Drone Airspace

Many new recreational drone pilots wonder if there is specific drone airspace that they are required to fly in. The answer is no but of course with anything related to aircrafts, the answer isn’t so simple. The FAA has defined airspace for aviation and drone pilots must still follow those airspace restrictions. The good news is that these airspace restrictions are clear and the FAA even partnered with Kittyhawk to create an app. B4UFLY is the app created from the partnership and is a great resource to show drone airspace restrictions.

No Drone pilot should even worry about CLass A airspace as you’ll never be high enough to fly in it. It starts at 18,000 ft above sea level.

Class B airspace is up to 10,000 ft above ground level and is shaped like an upside down wedding cake.

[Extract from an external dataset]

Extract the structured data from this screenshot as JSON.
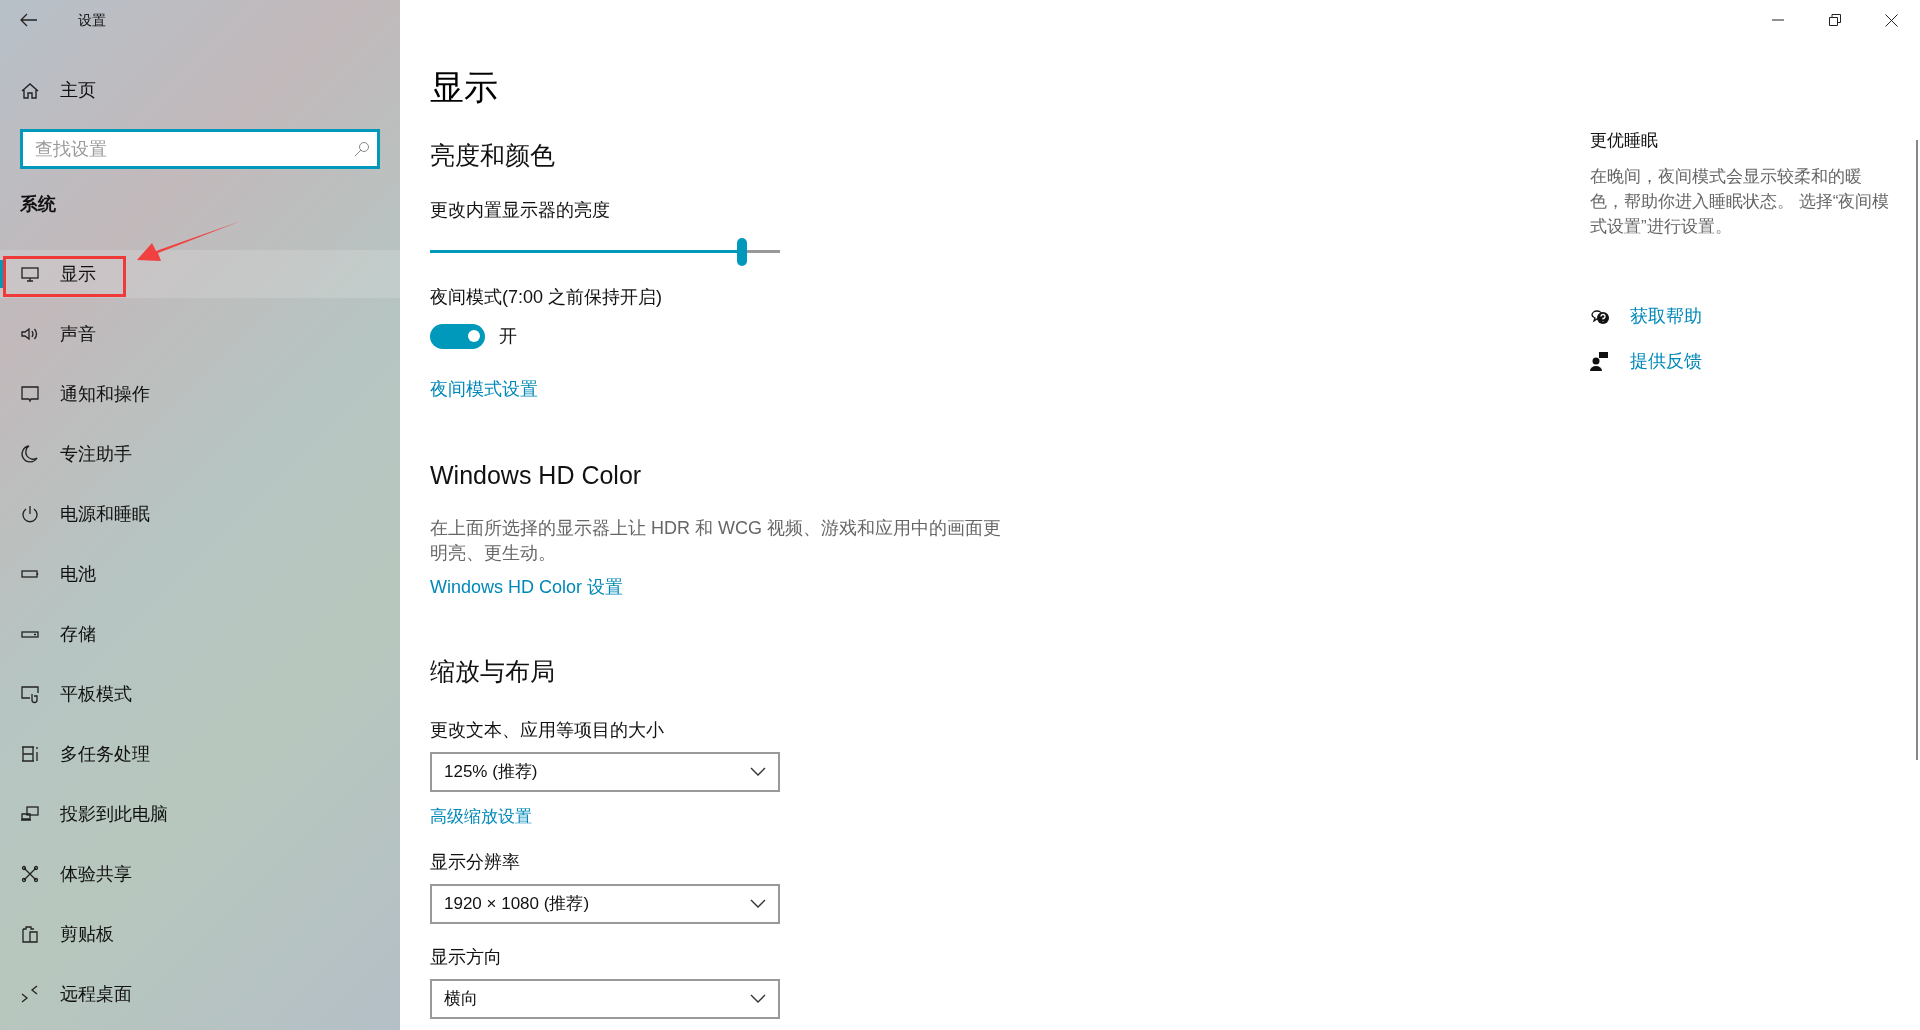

This airspace is around the busiest airports in the country. You may be thinking there is no way I’d be allowed to fly in this airspace but you actually can. You will need to get authorization from the FAA from the LAANC or Dronezone systems

Class C airspace typically goes up to 4,000 ft above ground level around airports with operational control towers or radar control and high aircraft traffic. Again drone pilots can fly in class C airspace as long as they have authorization from the FAA.

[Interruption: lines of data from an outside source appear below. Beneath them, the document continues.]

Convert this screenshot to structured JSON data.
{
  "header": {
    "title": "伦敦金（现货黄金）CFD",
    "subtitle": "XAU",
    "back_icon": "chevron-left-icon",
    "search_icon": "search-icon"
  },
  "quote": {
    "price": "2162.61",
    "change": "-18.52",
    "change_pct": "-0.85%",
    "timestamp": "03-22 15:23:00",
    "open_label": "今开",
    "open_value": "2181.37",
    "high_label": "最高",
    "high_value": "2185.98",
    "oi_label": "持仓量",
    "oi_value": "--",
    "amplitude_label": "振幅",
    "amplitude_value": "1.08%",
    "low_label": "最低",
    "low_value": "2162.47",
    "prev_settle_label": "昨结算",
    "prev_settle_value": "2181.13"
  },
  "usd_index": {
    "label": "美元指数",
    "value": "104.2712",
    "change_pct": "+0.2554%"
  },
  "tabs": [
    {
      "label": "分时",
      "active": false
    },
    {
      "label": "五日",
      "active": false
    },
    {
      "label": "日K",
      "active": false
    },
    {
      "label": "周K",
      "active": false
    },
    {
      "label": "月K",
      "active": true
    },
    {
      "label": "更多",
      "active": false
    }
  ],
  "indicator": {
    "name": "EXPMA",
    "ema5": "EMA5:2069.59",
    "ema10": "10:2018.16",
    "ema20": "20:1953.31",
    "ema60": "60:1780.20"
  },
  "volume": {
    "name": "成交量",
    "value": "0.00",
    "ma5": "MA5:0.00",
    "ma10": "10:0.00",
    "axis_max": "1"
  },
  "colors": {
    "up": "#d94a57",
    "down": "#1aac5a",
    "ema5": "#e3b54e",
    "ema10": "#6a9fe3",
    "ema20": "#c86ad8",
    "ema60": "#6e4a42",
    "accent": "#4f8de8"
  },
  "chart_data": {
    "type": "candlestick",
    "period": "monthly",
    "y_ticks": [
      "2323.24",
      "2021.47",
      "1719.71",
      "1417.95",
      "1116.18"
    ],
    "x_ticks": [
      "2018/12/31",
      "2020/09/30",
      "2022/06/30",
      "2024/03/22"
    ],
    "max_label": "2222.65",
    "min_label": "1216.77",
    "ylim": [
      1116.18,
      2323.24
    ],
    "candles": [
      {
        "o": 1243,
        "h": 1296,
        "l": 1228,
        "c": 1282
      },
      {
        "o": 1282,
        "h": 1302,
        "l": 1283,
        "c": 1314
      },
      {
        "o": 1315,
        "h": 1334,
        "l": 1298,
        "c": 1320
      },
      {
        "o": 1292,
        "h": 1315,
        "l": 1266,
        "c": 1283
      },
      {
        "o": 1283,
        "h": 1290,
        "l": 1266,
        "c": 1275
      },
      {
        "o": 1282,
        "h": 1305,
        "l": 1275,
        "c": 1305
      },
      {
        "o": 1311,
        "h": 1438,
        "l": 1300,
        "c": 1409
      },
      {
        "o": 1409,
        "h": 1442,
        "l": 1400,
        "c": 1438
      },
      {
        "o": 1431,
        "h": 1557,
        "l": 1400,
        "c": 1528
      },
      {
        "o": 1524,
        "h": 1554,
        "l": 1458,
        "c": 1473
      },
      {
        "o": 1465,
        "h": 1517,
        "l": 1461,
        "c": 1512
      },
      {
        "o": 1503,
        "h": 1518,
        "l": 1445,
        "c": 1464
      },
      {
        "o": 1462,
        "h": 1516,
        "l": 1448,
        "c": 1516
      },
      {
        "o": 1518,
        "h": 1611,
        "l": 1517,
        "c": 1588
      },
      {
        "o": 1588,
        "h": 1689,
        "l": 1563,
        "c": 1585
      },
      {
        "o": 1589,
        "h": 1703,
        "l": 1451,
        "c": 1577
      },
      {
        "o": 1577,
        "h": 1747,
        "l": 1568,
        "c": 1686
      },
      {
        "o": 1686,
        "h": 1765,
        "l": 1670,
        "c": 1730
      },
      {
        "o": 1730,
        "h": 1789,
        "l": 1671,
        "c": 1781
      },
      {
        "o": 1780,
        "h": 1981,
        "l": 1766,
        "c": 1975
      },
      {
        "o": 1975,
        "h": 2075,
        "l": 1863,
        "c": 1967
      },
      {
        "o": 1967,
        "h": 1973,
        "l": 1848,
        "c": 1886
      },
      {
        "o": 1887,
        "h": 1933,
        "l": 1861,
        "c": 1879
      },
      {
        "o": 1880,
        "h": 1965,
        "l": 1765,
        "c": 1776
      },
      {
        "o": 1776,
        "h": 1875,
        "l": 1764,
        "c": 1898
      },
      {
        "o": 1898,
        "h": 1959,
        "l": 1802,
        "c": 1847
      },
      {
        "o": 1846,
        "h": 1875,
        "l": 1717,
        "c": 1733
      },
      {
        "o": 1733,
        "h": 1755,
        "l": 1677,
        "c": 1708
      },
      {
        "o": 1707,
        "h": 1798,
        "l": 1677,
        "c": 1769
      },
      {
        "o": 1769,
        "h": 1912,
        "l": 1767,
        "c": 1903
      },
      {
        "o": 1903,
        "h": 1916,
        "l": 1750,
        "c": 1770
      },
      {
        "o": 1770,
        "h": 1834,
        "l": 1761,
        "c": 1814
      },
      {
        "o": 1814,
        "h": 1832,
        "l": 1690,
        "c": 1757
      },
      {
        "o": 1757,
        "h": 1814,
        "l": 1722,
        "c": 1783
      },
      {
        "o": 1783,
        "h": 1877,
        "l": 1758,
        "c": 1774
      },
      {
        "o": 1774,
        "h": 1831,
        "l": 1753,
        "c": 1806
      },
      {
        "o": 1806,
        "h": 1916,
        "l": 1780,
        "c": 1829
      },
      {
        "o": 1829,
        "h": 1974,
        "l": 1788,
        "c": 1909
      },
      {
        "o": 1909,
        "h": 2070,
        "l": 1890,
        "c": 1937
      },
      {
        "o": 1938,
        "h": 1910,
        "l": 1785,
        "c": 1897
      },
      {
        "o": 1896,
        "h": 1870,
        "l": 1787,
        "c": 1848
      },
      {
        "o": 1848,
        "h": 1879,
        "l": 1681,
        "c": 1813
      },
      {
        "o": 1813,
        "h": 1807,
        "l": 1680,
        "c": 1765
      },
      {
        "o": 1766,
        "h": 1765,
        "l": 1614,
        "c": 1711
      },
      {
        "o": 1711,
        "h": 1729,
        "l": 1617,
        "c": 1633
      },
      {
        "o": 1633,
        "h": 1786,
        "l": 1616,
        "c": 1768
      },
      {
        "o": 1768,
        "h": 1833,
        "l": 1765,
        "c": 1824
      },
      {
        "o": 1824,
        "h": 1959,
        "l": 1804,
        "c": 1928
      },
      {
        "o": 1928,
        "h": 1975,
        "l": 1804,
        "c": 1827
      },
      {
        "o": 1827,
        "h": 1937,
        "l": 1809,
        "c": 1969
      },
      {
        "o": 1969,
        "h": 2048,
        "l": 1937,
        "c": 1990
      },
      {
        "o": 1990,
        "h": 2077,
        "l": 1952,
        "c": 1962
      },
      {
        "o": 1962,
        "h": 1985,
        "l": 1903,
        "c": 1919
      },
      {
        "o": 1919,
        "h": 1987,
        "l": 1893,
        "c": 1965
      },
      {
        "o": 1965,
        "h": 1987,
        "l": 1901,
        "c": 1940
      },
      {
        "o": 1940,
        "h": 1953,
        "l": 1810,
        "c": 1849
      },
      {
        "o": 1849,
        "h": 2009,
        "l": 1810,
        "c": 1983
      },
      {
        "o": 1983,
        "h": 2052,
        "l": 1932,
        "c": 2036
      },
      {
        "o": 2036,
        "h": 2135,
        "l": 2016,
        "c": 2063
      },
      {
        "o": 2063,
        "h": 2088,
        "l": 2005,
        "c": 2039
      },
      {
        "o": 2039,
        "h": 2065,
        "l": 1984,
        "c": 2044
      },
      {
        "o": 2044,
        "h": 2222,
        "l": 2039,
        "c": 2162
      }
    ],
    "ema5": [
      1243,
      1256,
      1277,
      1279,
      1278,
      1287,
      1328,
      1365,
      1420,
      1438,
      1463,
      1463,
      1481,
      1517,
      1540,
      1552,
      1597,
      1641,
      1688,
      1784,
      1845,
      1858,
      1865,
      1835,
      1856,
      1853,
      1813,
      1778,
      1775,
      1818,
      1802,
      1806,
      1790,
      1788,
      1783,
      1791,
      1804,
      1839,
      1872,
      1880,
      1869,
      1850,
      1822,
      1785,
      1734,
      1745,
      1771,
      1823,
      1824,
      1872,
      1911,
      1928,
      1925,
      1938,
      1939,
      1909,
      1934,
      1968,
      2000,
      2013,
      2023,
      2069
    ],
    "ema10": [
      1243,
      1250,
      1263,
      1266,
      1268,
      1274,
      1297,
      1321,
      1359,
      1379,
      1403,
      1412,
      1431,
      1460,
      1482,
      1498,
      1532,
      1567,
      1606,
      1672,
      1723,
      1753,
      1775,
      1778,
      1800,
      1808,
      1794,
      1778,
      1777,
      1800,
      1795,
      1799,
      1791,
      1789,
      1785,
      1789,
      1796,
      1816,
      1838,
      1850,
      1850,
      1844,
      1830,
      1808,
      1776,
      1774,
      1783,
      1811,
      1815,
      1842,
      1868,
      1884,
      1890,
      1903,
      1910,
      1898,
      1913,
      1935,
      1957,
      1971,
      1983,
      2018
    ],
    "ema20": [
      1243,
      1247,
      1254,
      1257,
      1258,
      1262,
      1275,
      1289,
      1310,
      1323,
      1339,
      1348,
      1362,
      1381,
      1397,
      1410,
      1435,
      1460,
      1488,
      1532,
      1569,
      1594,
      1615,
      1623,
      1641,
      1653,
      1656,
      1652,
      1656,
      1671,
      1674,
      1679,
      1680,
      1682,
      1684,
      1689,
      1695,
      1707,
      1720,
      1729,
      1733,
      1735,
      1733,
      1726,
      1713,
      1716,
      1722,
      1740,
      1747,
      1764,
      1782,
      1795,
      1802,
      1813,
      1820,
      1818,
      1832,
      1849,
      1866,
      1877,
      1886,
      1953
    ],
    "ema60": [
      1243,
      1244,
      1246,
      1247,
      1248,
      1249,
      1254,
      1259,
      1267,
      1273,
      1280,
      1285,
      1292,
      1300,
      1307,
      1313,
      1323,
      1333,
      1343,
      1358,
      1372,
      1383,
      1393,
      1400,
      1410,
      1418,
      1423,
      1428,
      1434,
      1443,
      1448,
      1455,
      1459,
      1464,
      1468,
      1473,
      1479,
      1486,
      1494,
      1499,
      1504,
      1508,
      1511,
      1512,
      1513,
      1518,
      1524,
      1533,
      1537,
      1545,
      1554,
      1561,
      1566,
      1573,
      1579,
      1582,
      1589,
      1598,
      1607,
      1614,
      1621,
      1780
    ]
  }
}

Class D airspace typically goes up to 2,500 ft above ground level around airports with operational control towers. Again drone pilots can fly in class D airspace as long as they have authorization from the FAA.

Class E airspace is controlled by ATC and can start at varying altitudes whether it is 1,200 ft or 700ft. Typically drone pilots will not have to worry about interacting with class E airspace.

Class G airspace is essentially the wild wild west of aviation. Yes aircraft still have to abide by FAA regulations but there is no ATC. For drone pilots we could also think of this as drone airspace as it is where we can fly with no prior FAA authorization.